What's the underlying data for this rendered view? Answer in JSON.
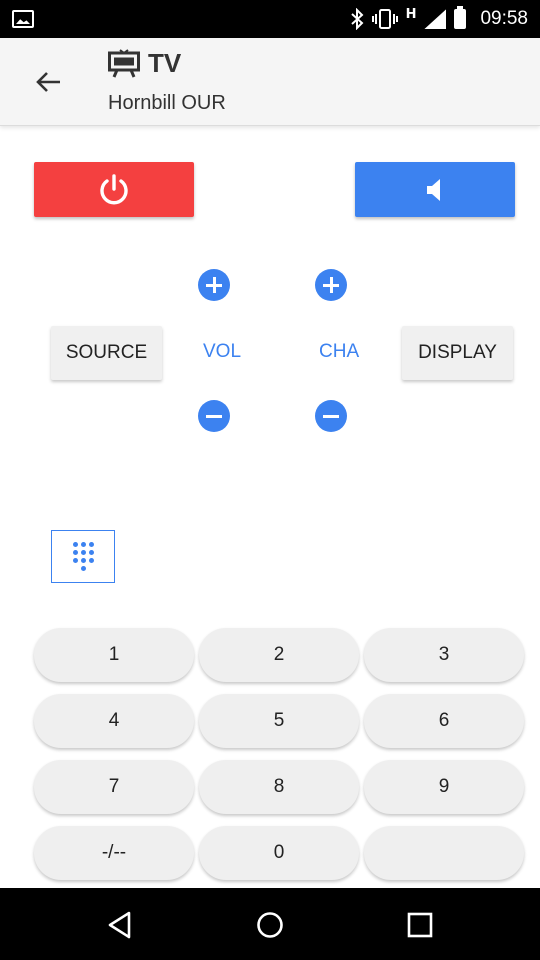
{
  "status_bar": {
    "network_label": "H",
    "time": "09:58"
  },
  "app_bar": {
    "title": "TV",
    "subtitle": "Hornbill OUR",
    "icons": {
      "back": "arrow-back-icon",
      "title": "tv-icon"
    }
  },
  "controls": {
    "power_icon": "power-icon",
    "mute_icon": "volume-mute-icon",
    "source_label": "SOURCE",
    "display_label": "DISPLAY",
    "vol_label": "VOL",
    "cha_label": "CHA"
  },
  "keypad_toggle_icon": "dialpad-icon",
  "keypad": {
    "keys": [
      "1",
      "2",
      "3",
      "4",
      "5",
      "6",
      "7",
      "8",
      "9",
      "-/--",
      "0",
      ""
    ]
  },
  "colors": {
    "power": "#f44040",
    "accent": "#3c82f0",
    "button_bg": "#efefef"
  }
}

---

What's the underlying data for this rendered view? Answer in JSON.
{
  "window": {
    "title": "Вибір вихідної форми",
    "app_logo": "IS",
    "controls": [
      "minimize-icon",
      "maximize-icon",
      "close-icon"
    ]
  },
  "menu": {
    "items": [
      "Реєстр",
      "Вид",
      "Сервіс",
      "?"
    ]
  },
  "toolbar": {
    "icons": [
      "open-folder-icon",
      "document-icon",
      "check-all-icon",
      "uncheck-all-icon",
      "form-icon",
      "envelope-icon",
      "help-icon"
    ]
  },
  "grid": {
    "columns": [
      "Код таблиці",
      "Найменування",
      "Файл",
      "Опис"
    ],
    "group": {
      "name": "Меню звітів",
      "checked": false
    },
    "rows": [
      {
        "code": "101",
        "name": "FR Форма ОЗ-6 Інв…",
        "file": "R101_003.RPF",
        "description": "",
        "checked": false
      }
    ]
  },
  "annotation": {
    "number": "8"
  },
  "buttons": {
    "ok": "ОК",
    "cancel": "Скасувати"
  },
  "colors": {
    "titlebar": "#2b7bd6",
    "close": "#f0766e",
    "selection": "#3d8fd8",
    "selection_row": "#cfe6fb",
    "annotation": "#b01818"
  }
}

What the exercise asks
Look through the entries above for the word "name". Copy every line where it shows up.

Answer box
      "name": "Меню звітів",
        "name": "FR Форма ОЗ-6 Інв…",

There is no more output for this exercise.